If so you could also use this svg file or use my cleaned up svg and use svg2mod
Just download the file, open it in inkscape and put the logo on the appropriate layer (the cleaned up file already does that for you. Maybe remove the TM mark it is quite small)
Remark on my linked svg: don’t worry about the pixelated google drive preview. In reality it is a vector drawing but the google preview converts it to raster graphics. (use the download button to download it)
Download the file and export the footprint with: (the original is about 10x10mm you can scale it with the option -f. if you want a 20 mm footprint simply add -f 2.0 to the command)
python svg2mod.py --format pretty -p 0.1 -i [absolute path]/Arduino_Logo_silk_10x10mm.svg -o [absolute path]/Arduino_Logo_silk_10x10mm
Ya know, Rene…
I’m new to all this, but I do believe it does make footprints.
I would rather be able to use .SVGs directly and Inkscape is powerful, but unless a box the size of the image is created and placed on the very bottom layer, it always saves as transparent background. And I didn’t see .SVG as one of the formats supported by bitmap2component.
Could you offer a step-by-step on using svg2mod ?
Would really be helpful.
It also appears that, at least with a white background, one has to specify that the Options: section of bitmap2component has to be set as ‘Negative’ in order to avoid getting the entire background produced as well.
svg2mod is a standalone python tool. It needs to be run from a termainl (console, command-line, whatever you want to call it)
Make sure you have python installed.
(for linux just install python with you package manager.

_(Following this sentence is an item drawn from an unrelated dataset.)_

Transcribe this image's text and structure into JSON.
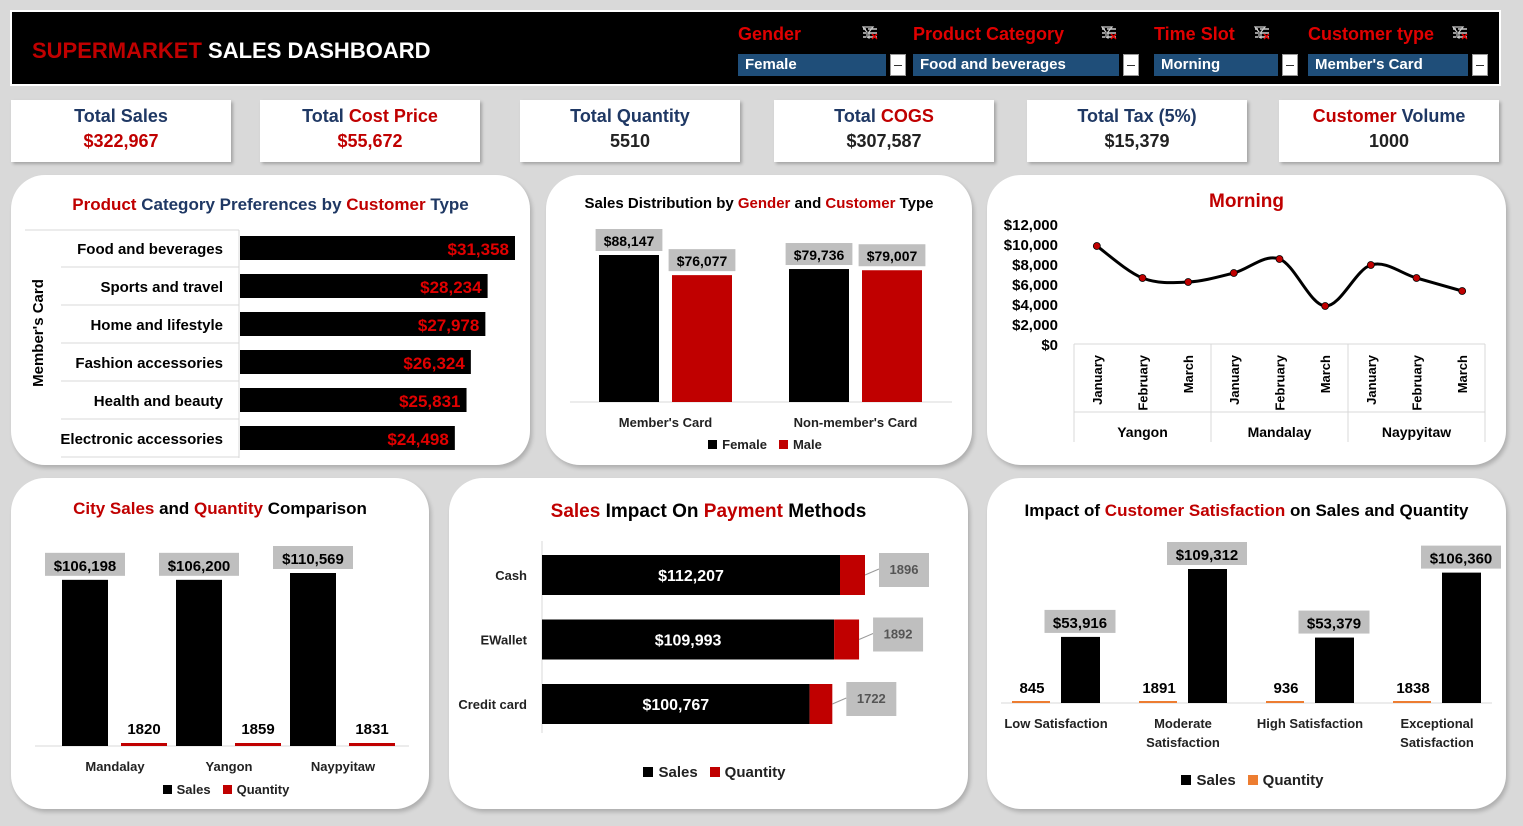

Version 2.7.x and 3.x should be ok for svg2mod)
go to the github page of svg2mod
select clone or download and download as zip
unpack the zip (and remember where you placed it.)
download the svg file i provided above. (remember where you placed it. The simplest for you would be to place it in the directory of svg2mod)
Now my lack of knowledge about windows becomes apparent.
Here a explanation how to rund python scripts under windows: http://pythoncentral.io/execute-python-script-file-shell/
open a terminal (cmd in windows i think)
Navigate to the directory holding svg2mod (there is a svg2mod.py file) The cd commad is used to change the directory. ls to few the contents (dir in windows)
If you are in the correct directory and have the svg file in the same directory simply enter the following:
Linux: python ./svg2mod.py --format pretty -p 0.1 -i ./Arduino_Logo_silk_10x10mm.svg -o ./Arduino_Logo_silk_10x10mm
Windows: [path to the python binary] ./svg2mod.py --format pretty -p 0.1 -i ./Arduino_Logo_silk_10x10mm.svg -o ./Arduino_Logo_silk_10x10mm
[path to the python binary] depends on your installation.
A standard installation puts it under: C:\Python27\python.exe
This would produce a 10x8mm logo on f.silks (because that is how i created the svg file)
If you want a different size simply add a scaling factor (-f [scale])
example to get a 5x4mm logo:
python ./svg2mod.py --format pretty -f 0.5 -p 0.1 -i ./Arduino_Logo_silk_10x10mm.svg -o ./Arduino_Logo_silk_10x10mm
If you want the logo on another layer open the svg file in inkscape and either rename the layer it is on or move it to another layer. (I provided you with the layers for mask and copper already.) To move stuff to another layer: select it. Right click->move to layer. Select the layer you want.
Look in the document properties. There you can set the background color. (Normally it is transparent as you already discovered)
The document properties are under file->document properties
(again replace python with [path to python binary] on windows)